A richly chased sideboard dish, to match his Royal Highnesses, and with devices of the Feast of the Gods, from a design of Michael Angelo, with chased mosaic border, 284 oz. 15 dwt., fashion 12s.oz.=£291/17/4.; engraving crest and coronet, 9s; gilding all over dead and red, £96.
(as quoted in E. A. Jones, The Gold and Silver of Windsor Castle, 1911, p.114)
In spite of Rundell's attribution to Michelangelo, the central relief is based on a bronze plaque now attributed to Guglielmo della Porta (recent attribution by Anthony Radcliffe; see Carlton House: The Past Glories of George IV's Palace, 1991, p.119). The direct design source for Rundell's, however, was almost certainly an engraving of the bronze plaque in Bernard de Montfaucon's L'Antiquitée expliquée, a highly influential publication of 1719. Montfaucon was a Benedictine scholar whose travels in Italy led to his ambitious compilation of all images of antiquities known at the time. The fact that the present relief was a renaissance and not an ancient Roman work was unknown to Montfaucon. We can be almost certain that Rundell's owned a copy of this volume, as another engraving from Montfaucon provided the subject for a relief plaque on another dish in the Love Collection, designed by Thomas Stothard for Rundell's in 1813 (lot 236).
1) The Feast of the Gods, bronze plaque, attributed to Guglielmo della Porta, circa 1575. Courtesy the Board of Trustees of the Victoria and Albert Museum

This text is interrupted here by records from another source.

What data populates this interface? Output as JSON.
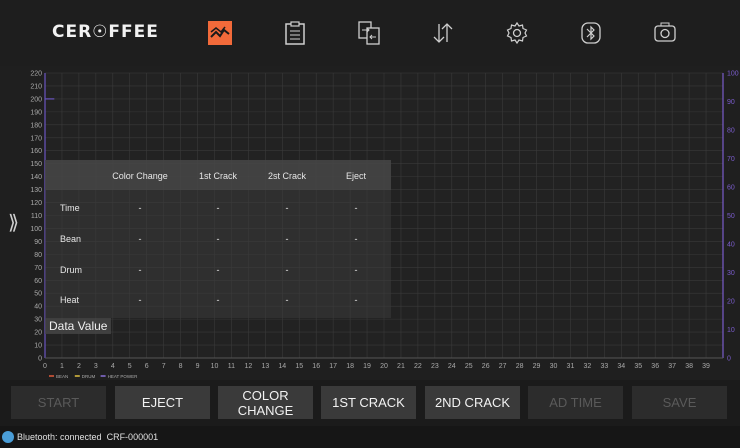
{
  "brand": {
    "logo_text": "CER☉FFEE"
  },
  "nav": [
    {
      "icon": "chart-icon",
      "active": true
    },
    {
      "icon": "clipboard-icon",
      "active": false
    },
    {
      "icon": "file-transfer-icon",
      "active": false
    },
    {
      "icon": "sort-arrows-icon",
      "active": false
    },
    {
      "icon": "gear-icon",
      "active": false
    },
    {
      "icon": "bluetooth-icon",
      "active": false
    },
    {
      "icon": "camera-icon",
      "active": false
    }
  ],
  "chart_data": {
    "type": "line",
    "x_ticks": [
      "0",
      "1",
      "2",
      "3",
      "4",
      "5",
      "6",
      "7",
      "8",
      "9",
      "10",
      "11",
      "12",
      "13",
      "14",
      "15",
      "16",
      "17",
      "18",
      "19",
      "20",
      "21",
      "22",
      "23",
      "24",
      "25",
      "26",
      "27",
      "28",
      "29",
      "30",
      "31",
      "32",
      "33",
      "34",
      "35",
      "36",
      "37",
      "38",
      "39"
    ],
    "y_left_ticks": [
      "0",
      "10",
      "20",
      "30",
      "40",
      "50",
      "60",
      "70",
      "80",
      "90",
      "100",
      "110",
      "120",
      "130",
      "140",
      "150",
      "160",
      "170",
      "180",
      "190",
      "200",
      "210",
      "220"
    ],
    "y_right_ticks": [
      "0",
      "10",
      "20",
      "30",
      "40",
      "50",
      "60",
      "70",
      "80",
      "90",
      "100"
    ],
    "ylim_left": [
      0,
      220
    ],
    "ylim_right": [
      0,
      100
    ],
    "xlim": [
      0,
      40
    ],
    "legend": [
      "BEAN",
      "DRUM",
      "HEAT POWER"
    ],
    "legend_colors": [
      "#e05a3a",
      "#e0c040",
      "#8a70d8"
    ],
    "grid": true,
    "series": [
      {
        "name": "BEAN",
        "values": []
      },
      {
        "name": "DRUM",
        "values": []
      },
      {
        "name": "HEAT POWER",
        "values": []
      }
    ]
  },
  "data_panel": {
    "columns": [
      "Color Change",
      "1st Crack",
      "2st Crack",
      "Eject"
    ],
    "rows": [
      {
        "label": "Time",
        "values": [
          "-",
          "-",
          "-",
          "-"
        ]
      },
      {
        "label": "Bean",
        "values": [
          "-",
          "-",
          "-",
          "-"
        ]
      },
      {
        "label": "Drum",
        "values": [
          "-",
          "-",
          "-",
          "-"
        ]
      },
      {
        "label": "Heat",
        "values": [
          "-",
          "-",
          "-",
          "-"
        ]
      }
    ],
    "caption": "Data Value"
  },
  "buttons": [
    {
      "label": "START",
      "enabled": false
    },
    {
      "label": "EJECT",
      "enabled": true
    },
    {
      "label": "COLOR CHANGE",
      "enabled": true
    },
    {
      "label": "1ST CRACK",
      "enabled": true
    },
    {
      "label": "2ND CRACK",
      "enabled": true
    },
    {
      "label": "AD TIME",
      "enabled": false
    },
    {
      "label": "SAVE",
      "enabled": false
    }
  ],
  "status": {
    "text": "Bluetooth: connected  CRF-000001"
  },
  "colors": {
    "accent": "#f26a3a",
    "axis_right": "#7a5ccc",
    "grid": "#3a3a3a"
  }
}
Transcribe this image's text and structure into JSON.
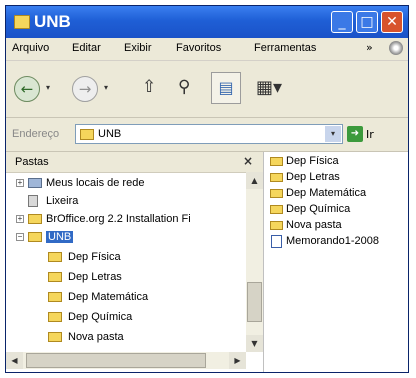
{
  "window": {
    "title": "UNB",
    "minimize_glyph": "_",
    "maximize_glyph": "□",
    "close_glyph": "✕"
  },
  "menu": {
    "items": [
      "Arquivo",
      "Editar",
      "Exibir",
      "Favoritos",
      "Ferramentas"
    ],
    "more_glyph": "»"
  },
  "toolbar": {
    "back_glyph": "←",
    "forward_glyph": "→",
    "caret_glyph": "▾",
    "up_glyph": "⇧",
    "search_glyph": "⚲",
    "folders_glyph": "▤",
    "views_glyph": "▦▾"
  },
  "address": {
    "label": "Endereço",
    "value": "UNB",
    "dropdown_glyph": "▾",
    "go_glyph": "➜",
    "go_label": "Ir"
  },
  "folders_pane": {
    "title": "Pastas",
    "close_glyph": "×",
    "tree": [
      {
        "label": "Meus locais de rede",
        "expander": "+",
        "icon": "network-places-icon"
      },
      {
        "label": "Lixeira",
        "expander": "",
        "icon": "recycle-bin-icon"
      },
      {
        "label": "BrOffice.org 2.2 Installation Fi",
        "expander": "+",
        "icon": "folder-icon"
      },
      {
        "label": "UNB",
        "expander": "−",
        "icon": "folder-icon",
        "selected": true
      },
      {
        "label": "Dep Física",
        "expander": "",
        "icon": "folder-icon"
      },
      {
        "label": "Dep Letras",
        "expander": "",
        "icon": "folder-icon"
      },
      {
        "label": "Dep Matemática",
        "expander": "",
        "icon": "folder-icon"
      },
      {
        "label": "Dep Química",
        "expander": "",
        "icon": "folder-icon"
      },
      {
        "label": "Nova pasta",
        "expander": "",
        "icon": "folder-icon"
      }
    ],
    "scroll_up_glyph": "▲",
    "scroll_down_glyph": "▼",
    "scroll_left_glyph": "◀",
    "scroll_right_glyph": "▶"
  },
  "files": [
    {
      "label": "Dep Física",
      "icon": "folder-icon"
    },
    {
      "label": "Dep Letras",
      "icon": "folder-icon"
    },
    {
      "label": "Dep Matemática",
      "icon": "folder-icon"
    },
    {
      "label": "Dep Química",
      "icon": "folder-icon"
    },
    {
      "label": "Nova pasta",
      "icon": "folder-icon"
    },
    {
      "label": "Memorando1-2008",
      "icon": "document-icon"
    }
  ],
  "colors": {
    "titlebar": "#1f5fd6",
    "selection": "#316ac5",
    "folder": "#f5d65c"
  }
}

2) Plate from Bernard de Montfaucon's L'Antiquitée expliquée, 1719 (London edition, 1721)